But researchers have found that adults without children are happier than those with.
They cite two main reasons turning parenting from a labor of love into a big drag.
First is the high cost of child care. Second is the limited paid leave available to parents, which makes every doctor’s visit or school recital into an ordeal.
The study, conducted by the American Journal of Sociology, found that child care is a family’s second highest cost after housing.
In fact, in 33 of our 50 states, the cost of infant care is higher than the cost of college tuition ($9,589 a year for daycare compared to $9,410 for college, according to a report from The Care Index.)
About 37% of all parents use the services of a child care center. Another 32% call on grandparents to help out.
Does that mean it’s better for one parent to opt out of the workforce and stay home?
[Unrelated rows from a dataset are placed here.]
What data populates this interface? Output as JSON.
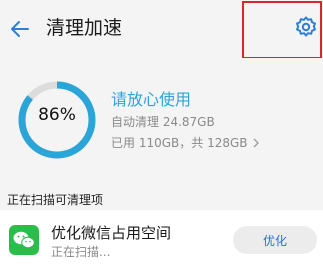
{
  "header": {
    "title": "清理加速"
  },
  "storage": {
    "percent_label": "86%",
    "percent_value": 0.86,
    "status": "请放心使用",
    "auto_cleaned": "自动清理 24.87GB",
    "usage": "已用 110GB，共 128GB"
  },
  "section": {
    "label": "正在扫描可清理项"
  },
  "item": {
    "title": "优化微信占用空间",
    "subtitle": "正在扫描...",
    "button_label": "优化"
  },
  "colors": {
    "accent": "#2ba5d8",
    "ring_track": "#dcdcdc",
    "highlight": "#d8262a",
    "wechat": "#2bbd4a"
  },
  "icons": {
    "back": "back-arrow-icon",
    "settings": "gear-icon",
    "wechat": "wechat-icon",
    "chevron": "chevron-right-icon"
  }
}
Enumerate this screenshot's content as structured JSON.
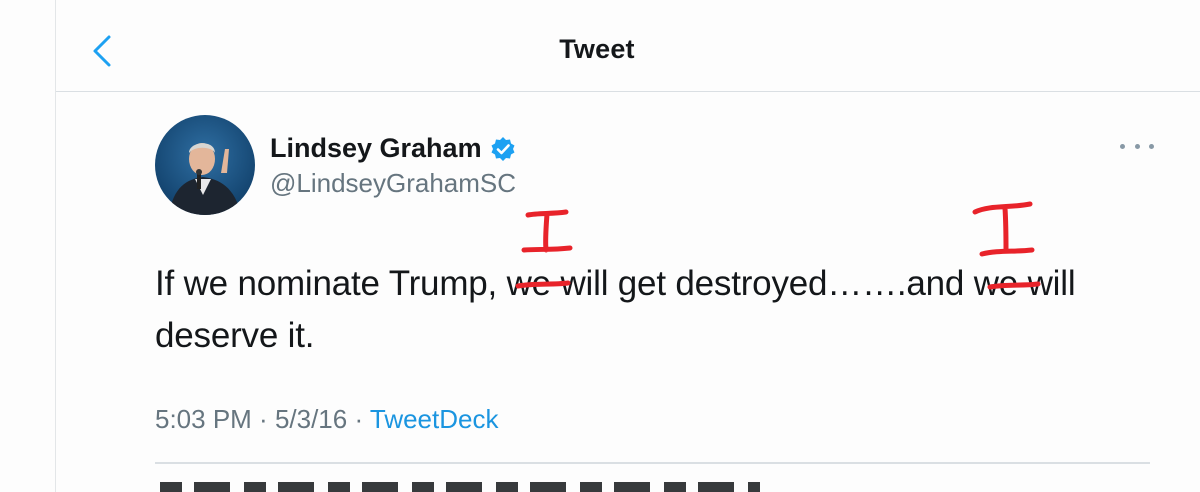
{
  "header": {
    "title": "Tweet",
    "back_icon": "chevron-left-icon"
  },
  "tweet": {
    "author_name": "Lindsey Graham",
    "verified_icon": "verified-badge-icon",
    "handle": "@LindseyGrahamSC",
    "more_icon": "more-horizontal-icon",
    "text_parts": {
      "p1": "If we nominate Trump, ",
      "struck1": "we",
      "p2": " will get destroyed…….and ",
      "struck2": "we",
      "p3": " will deserve it."
    },
    "time": "5:03 PM",
    "separator": " · ",
    "date": "5/3/16",
    "separator2": " · ",
    "source": "TweetDeck"
  },
  "annotations": {
    "replacement_1": "I",
    "replacement_2": "I",
    "ink_color": "#e8232a"
  },
  "colors": {
    "accent": "#1da1f2",
    "text": "#14171a",
    "muted": "#66757f"
  }
}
That’s always a very personal decision, but the numbers suggest that leaving the workforce has a huge financial cost.
The average American woman can lose out on $467,000 in lifetime income, wage growth, retirement assets and benefits from only a short five-year break from her career, starting in her twenties, according to Fortune. That’s enough to cover 40 years of childcare.